would never recover from an opening triple
bogey on Sunday).

On Saturday night Woods’s swing coach,
Hank Haney, was asked where the third
round ranked in the pantheon of Woods’s
ball-striking performances since the two
began working together in 2003.

best,” said Haney. “On the hardest course
in the world, when he absolutely had to
have it? It’s the best. It has to be.”

Yet there was also the sense that
Woods had missed an opportunity to put
a stranglehold on the tournament, as he
repeatedly burned the edges of the cup
en route to taking 35 putts.

“That was as
good as golf can be played,” Dougherty,
Woods’s playing partner, said, “but if he
had putted even halfway decent, there
would be a lot of daylight between Tiger
and everybody else. Sixty-nine was absolutely
the worst score he could have shot.”

The same would be said of Cabrera’s
final round. Though he looked
jittery for a hole or two down the
stretch, he showed serious cojones on the
72nd tee, ripping the drive of his life, a
rocket of some 350 yards right down the
middle. After tidying up with a deft two putt
Cabrera retired to the stifling locker
room to await his fate. (Oakmont members
consider air conditioning to be for weenies.)

He called his wife and two sons back in
Argentina and madly scrolled through a
series of congratulatory text messages.
As he paced among the lockers, Cabrera
was making a concerted effort not to look at
the many TVs in the room. Nervous? “What
do you think?” he said in English, though
throughout the week he had relied on an
interpreter for his interviews. (“He speaks
English better than he lets on,” says Campbell,
“and I wish he’d always speak it so fans
could get to know him. But he’s not very confident with it in public settings.”)

Cabrera finally settled in front of a TV to
see what Woods was made of, just as Johnson
had at the Masters. The stony silence was
broken only when PGA Tour veteran Jerry
Kelly barged in to give Cabrera an exuberant
high five.

“I love the guy,” Kelly said. “We like
to give each other forearm shivers every now
and then. For fun.”

Back on the TV, Woods missed one final
birdie putt, and just like that
Cabrera had won the 107th
U.S. Open. Those close to
Woods believe that his recent
disappointments are an aberration, not the
beginning of something larger.

“He’ll figure
out whatever it is that’s going on, and he’ll
come back stronger from this — hungrier
and more motivated,” says Stuart Appleby,
a friend and neighbor.

Whether Cabrera can build on his unexpected
triumph is an intriguing question,
but on Sunday he was content to bask in
the moment.

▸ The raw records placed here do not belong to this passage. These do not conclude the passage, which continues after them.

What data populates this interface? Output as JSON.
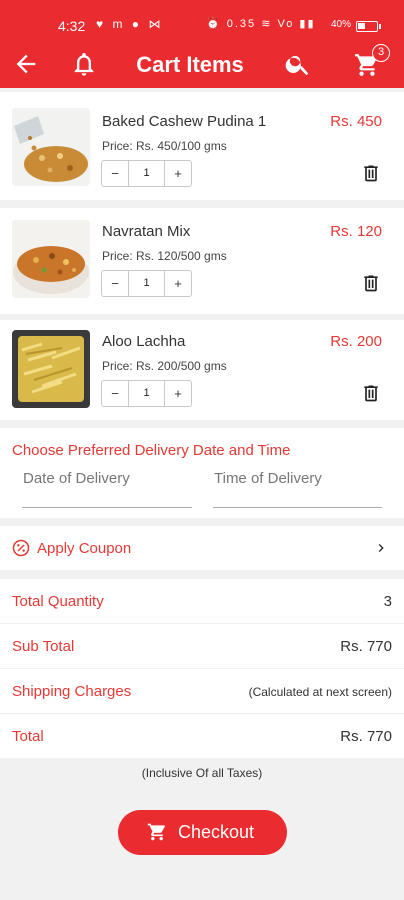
{
  "status_bar": {
    "time": "4:32",
    "left_icons": "♥ m ● ⋈",
    "right_icons": "⏰ 0.35 ≋ Vo ▮▮",
    "battery": "40%",
    "battery_level": 0.4
  },
  "app_bar": {
    "title": "Cart Items",
    "cart_count": "3"
  },
  "colors": {
    "primary": "#ea2b2f",
    "accent_text": "#e53935"
  },
  "items": [
    {
      "name": "Baked Cashew Pudina 1",
      "price": "Rs. 450",
      "unit_price": "Price: Rs. 450/100 gms",
      "quantity": "1",
      "minus": "−",
      "plus": "+"
    },
    {
      "name": "Navratan Mix",
      "price": "Rs. 120",
      "unit_price": "Price: Rs. 120/500 gms",
      "quantity": "1",
      "minus": "−",
      "plus": "+"
    },
    {
      "name": "Aloo Lachha",
      "price": "Rs. 200",
      "unit_price": "Price: Rs. 200/500 gms",
      "quantity": "1",
      "minus": "−",
      "plus": "+"
    }
  ],
  "delivery": {
    "heading": "Choose Preferred Delivery Date and Time",
    "date_placeholder": "Date of Delivery",
    "time_placeholder": "Time of Delivery"
  },
  "coupon": {
    "label": "Apply Coupon"
  },
  "summary": {
    "total_quantity_label": "Total Quantity",
    "total_quantity": "3",
    "subtotal_label": "Sub Total",
    "subtotal": "Rs. 770",
    "shipping_label": "Shipping Charges",
    "shipping": "(Calculated at next screen)",
    "total_label": "Total",
    "total": "Rs. 770"
  },
  "tax_note": "(Inclusive Of all Taxes)",
  "checkout_label": "Checkout"
}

After sharing an ecstatic hug
with Tagle and his caddie, Eddie Gardino,
Cabrera was hustled out of the clubhouse for
the trophy ceremony on the 18th green. (The
former Cordoba caddie also took possession
of a $1.26 million winner’s check.)

was led across an elevated footbridge. Before
descending the steps to the green, he
stopped to take in the sweeping view of this
famous course. The grandstands surrounding
the 18th green were still packed, and
the crowd erupted at the sight of the man
who had vanquished Tiger. With a huge grin
Cabrera took off his hat and waved it in the
air. For a minute he looked a little like Eva
Peron on the balcony of the Casa Rosada,
but Cabrera didn’t make any
speeches. He didn’t have to.
The revolution had already
been televised.